How I Finally Got My Sh*t Together & Started Taking Care of My Hair
It’s amazing what a simple bob cut will do.
If I’ve learned anything about my beauty and self-care habits through my adult years, it’s that historically—and instinctively—I’m lazy. If there’s a choice between wearing mascara or not, blow-drying my hair or not, or applying moisturizer or not, mostly I’ll choose not. And it’s not because I’m not vain or because the alternative frees up my time to do incredibly important things, like watch Ally McBeal on Netflix or stalk my most recent woman crush on Instagram—you know, the stuff of life. It’s because, for a long time, I simply couldn’t be bothered; read: laziness. I also have a nagging suspicion that because tweezers and Kiehl’s cream cleanser was about the extent of my mother’s beauty cabinet growing up—and that I don’t have any sisters—spending time on myself wasn’t exactly part of my upbringing.
That said, I’ve learned better. Having struggled with acne and skin problems since the age of thirteen, I’ve only recently gotten it under control—as in, in the last few months (and I’m well past the age where a routinized life should be the norm)—by shelving my lazy instincts and adhering to a strict skincare regimen (that really only involves cleansing and moisturizing twice a day).
The story with my hair is relatively similar. I have no precious feelings for it and every few years since my early twenties, I’ve chopped it off relatively thoughtlessly (except for in a previous job, when my editor asked that I first style my very long hair in multiple looks and titled the ensuing story “The Long Goodbye”...). My hair grows quickly (it’s straight and I’ve never dyed it, so it’s quite healthy) and after cutting it, my typical follow-up was simply to let it grow—sometimes for years—without cutting it. Which essentially means that every three years I’ve cut off 10-12 inches to a bob and then just let it grow out. See? Lazy. Very, very lazy.
And, honestly, when I cut off my hair a few months ago with the Hairstory team and essentially gave stylist Wes Sharpton and colorist Roxie Darling carte blanche to give me what they thought would be my perfect cut, I expected to do much of the same: slowly grow it long again over the next few years. Maybe because I’ve come around to the idea of *self-care*—probably because the razored bob and subtle highlights Sharpton and Darling gave me made for a really great haircut—but something was different this time. There was the vanity thing—multiple people told me that even if I did grow my hair back, this was my cut and the one I should always go back to. The main point, though, was that instead of just letting my hair be (i.e., flat and long and just, well, there), it was something I was in control of—it was a look, something thoughtful and purposeful.

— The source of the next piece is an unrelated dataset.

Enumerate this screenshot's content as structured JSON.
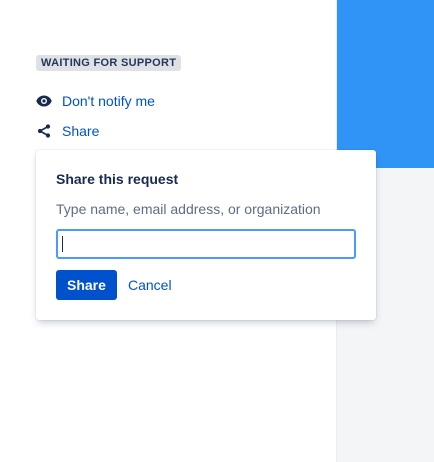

But enough beauty philosophizing. Remember that my hair grows fast? Yeah, well, within a few weeks I noticed my hair growing, and defying my own expectations and the general annoyance I get from booking appointments (a reason I never get manicures and avoid booking a wax for as long as possible), a week ago—and almost three months after the first chop—I booked another appointment with Sharpton for a touch-up (a full nine months earlier than I honestly expected to be sitting in his chair again). Like learning how to deal with my skin all over again: I was going to have to learn how to be with short hair—hair that I actually wanted to keep short.
“Because I cut your hair with a razor, the grow-out is very different than if we were going to cut it blunt with a scissor. It’s a diffused, soft line and grows out better,” Sharpton told me when I arrived in his chair at Hairstory’s brand-new Fifth Avenue studio and salon. Three months was his ideal period of growth—and he promised that I would like my hair at every stage during that growth (which is true, I did). “Think of the cut as preventative medicine,” he counseled.
But Sharpton knew what I meant when I told him that his cut felt more like a look, and therefore made me feel more self-assured. “The shorter your hair, it becomes more stationary. Stationary hair means that it has a place to live on the person and requires less to style it,” he said. “When it’s longer, it becomes more languid and requires you to put a shape into it—with a curling iron, more product… I think of shorter hair as your favorite jacket or dress: it’s tailored.” Tailored haircut (with a standing appointment every three months); tailored skincare… Guys, I think I’m figuring out this whole lazy-girl self-care thing.